As part of an 18-month trial, hydrogen was injected into a private gas network serving these homes and 30 faculty buildings at Keele University, in Staffordshire.
Residents of the homes that used the new blend without having to make changes to their existing appliances reported positive results from their experience.
The so-called HyDeploy project is considered to be the first demonstration of hydrogen in homes.
It aims to prove that blending up to 20% of hydrogen with natural gas is a greener alternative to the gas.
Steve Fraser, Chief Executive of Cadent, said: “With eight in ten of our homes in the UK heated by natural gas, it is an energy we are familiar with. Adopting hydrogen blending across the gas networks would save carbon dioxide emissions equivalent to removing 2.5 million cars from our roads a, huge step towards net zero.”
Keele University Professor Mark Ormerod, Deputy Vice Chancellor and Institutional Lead for Sustainability, said: “The project has been a perfect fit for Keele University’s sustainability ambitions as an institution and to use our campus as a genuine living laboratory for low carbon and sustainable energy technologies.”
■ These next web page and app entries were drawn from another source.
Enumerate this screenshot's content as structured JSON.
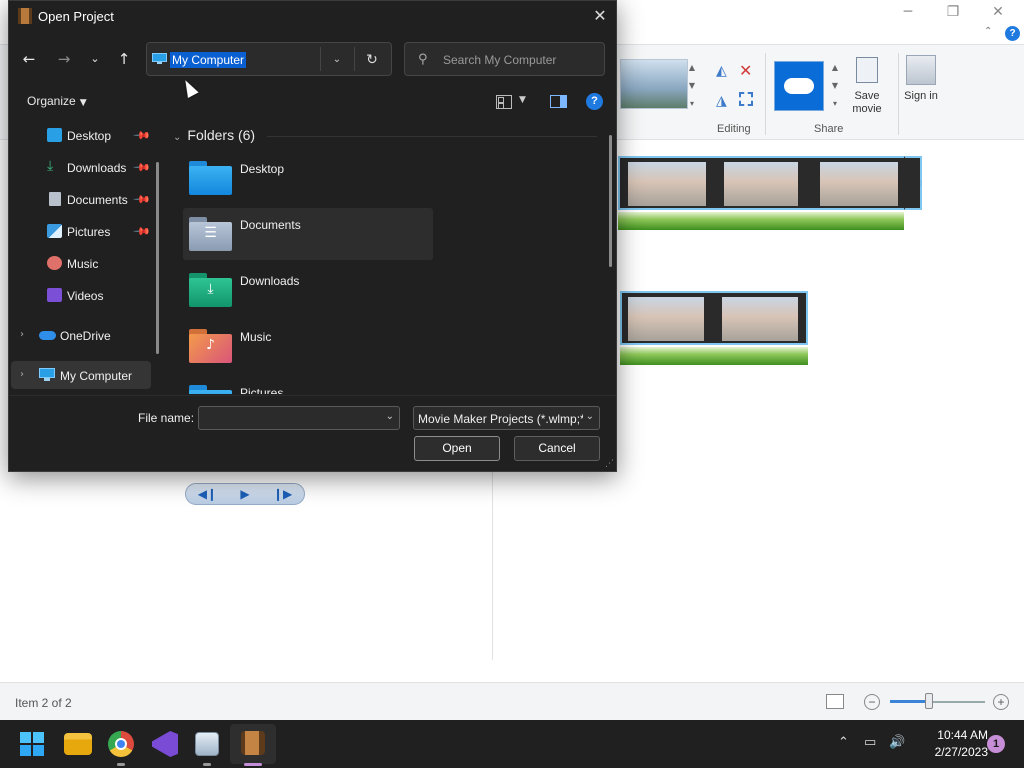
{
  "dialog": {
    "title": "Open Project",
    "address": "My Computer",
    "search_placeholder": "Search My Computer",
    "organize_label": "Organize",
    "sidebar": [
      {
        "label": "Desktop",
        "icon": "desktop-icon",
        "pinned": true
      },
      {
        "label": "Downloads",
        "icon": "downloads-icon",
        "pinned": true
      },
      {
        "label": "Documents",
        "icon": "documents-icon",
        "pinned": true
      },
      {
        "label": "Pictures",
        "icon": "pictures-icon",
        "pinned": true
      },
      {
        "label": "Music",
        "icon": "music-icon",
        "pinned": false
      },
      {
        "label": "Videos",
        "icon": "videos-icon",
        "pinned": false
      },
      {
        "label": "OneDrive",
        "icon": "onedrive-icon",
        "pinned": false
      },
      {
        "label": "My Computer",
        "icon": "computer-icon",
        "pinned": false
      }
    ],
    "group_header": "Folders (6)",
    "folders": [
      {
        "label": "Desktop",
        "icon": "desktop-folder-icon"
      },
      {
        "label": "Documents",
        "icon": "documents-folder-icon"
      },
      {
        "label": "Downloads",
        "icon": "downloads-folder-icon"
      },
      {
        "label": "Music",
        "icon": "music-folder-icon"
      },
      {
        "label": "Pictures",
        "icon": "pictures-folder-icon"
      }
    ],
    "file_name_label": "File name:",
    "file_name_value": "",
    "file_type": "Movie Maker Projects (*.wlmp;*",
    "open_label": "Open",
    "cancel_label": "Cancel"
  },
  "background_app": {
    "ribbon_groups": [
      "Editing",
      "Share"
    ],
    "save_movie_label": "Save movie",
    "sign_in_label": "Sign in",
    "status_text": "Item 2 of 2"
  },
  "taskbar": {
    "time": "10:44 AM",
    "date": "2/27/2023",
    "notifications": "1"
  },
  "colors": {
    "dialog_bg": "#202020",
    "selection": "#0a5fd1",
    "accent": "#1f7ae0"
  }
}
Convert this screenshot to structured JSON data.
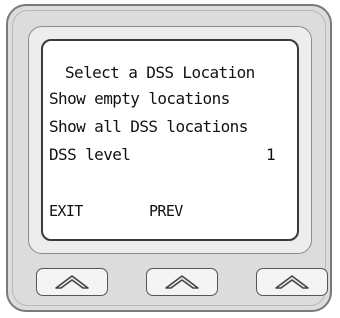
{
  "display": {
    "title": "Select a DSS Location",
    "menu_items": [
      {
        "label": "Show empty locations"
      },
      {
        "label": "Show all DSS locations"
      },
      {
        "label": "DSS level",
        "value": "1"
      }
    ],
    "softkey_labels": [
      "EXIT",
      "PREV"
    ]
  },
  "softkeys": [
    {
      "icon": "chevron-up-icon"
    },
    {
      "icon": "chevron-up-icon"
    },
    {
      "icon": "chevron-up-icon"
    }
  ],
  "colors": {
    "body": "#dcdcdc",
    "bezel": "#ededed",
    "screen": "#ffffff",
    "text": "#111111"
  }
}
A few days ago, a larger pilot project at Winlaton, near Gateshead was launched to supply hydrogen blended gas to 668 homes on a network operated by Northern Gas Networks.